Please output all the entries word for word, without the pictures.

+--

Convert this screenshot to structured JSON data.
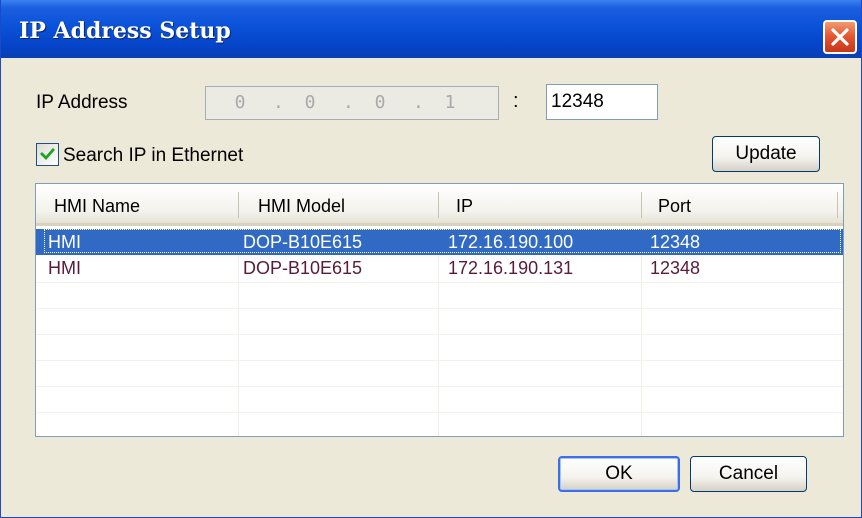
{
  "window": {
    "title": "IP Address Setup",
    "close_icon": "close-icon"
  },
  "ip": {
    "label": "IP Address",
    "octets": [
      "0",
      "0",
      "0",
      "1"
    ],
    "separator": ".",
    "colon": ":",
    "port": "12348"
  },
  "search": {
    "label": "Search IP in Ethernet",
    "checked": true
  },
  "buttons": {
    "update": "Update",
    "ok": "OK",
    "cancel": "Cancel"
  },
  "table": {
    "columns": [
      "HMI Name",
      "HMI Model",
      "IP",
      "Port"
    ],
    "rows": [
      {
        "name": "HMI",
        "model": "DOP-B10E615",
        "ip": "172.16.190.100",
        "port": "12348",
        "selected": true
      },
      {
        "name": "HMI",
        "model": "DOP-B10E615",
        "ip": "172.16.190.131",
        "port": "12348",
        "selected": false
      }
    ]
  },
  "colors": {
    "titlebar": "#0a52d8",
    "selection": "#316ac5",
    "row_text": "#5a1a3a",
    "close_button": "#e2532f"
  }
}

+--

Written answer:
Convert this screenshot to structured JSON data.
{
  "window": {
    "title": "IP Address Setup",
    "close_icon": "close-icon"
  },
  "ip": {
    "label": "IP Address",
    "octets": [
      "0",
      "0",
      "0",
      "1"
    ],
    "separator": ".",
    "colon": ":",
    "port": "12348"
  },
  "search": {
    "label": "Search IP in Ethernet",
    "checked": true
  },
  "buttons": {
    "update": "Update",
    "ok": "OK",
    "cancel": "Cancel"
  },
  "table": {
    "columns": [
      "HMI Name",
      "HMI Model",
      "IP",
      "Port"
    ],
    "rows": [
      {
        "name": "HMI",
        "model": "DOP-B10E615",
        "ip": "172.16.190.100",
        "port": "12348",
        "selected": true
      },
      {
        "name": "HMI",
        "model": "DOP-B10E615",
        "ip": "172.16.190.131",
        "port": "12348",
        "selected": false
      }
    ]
  },
  "colors": {
    "titlebar": "#0a52d8",
    "selection": "#316ac5",
    "row_text": "#5a1a3a",
    "close_button": "#e2532f"
  }
}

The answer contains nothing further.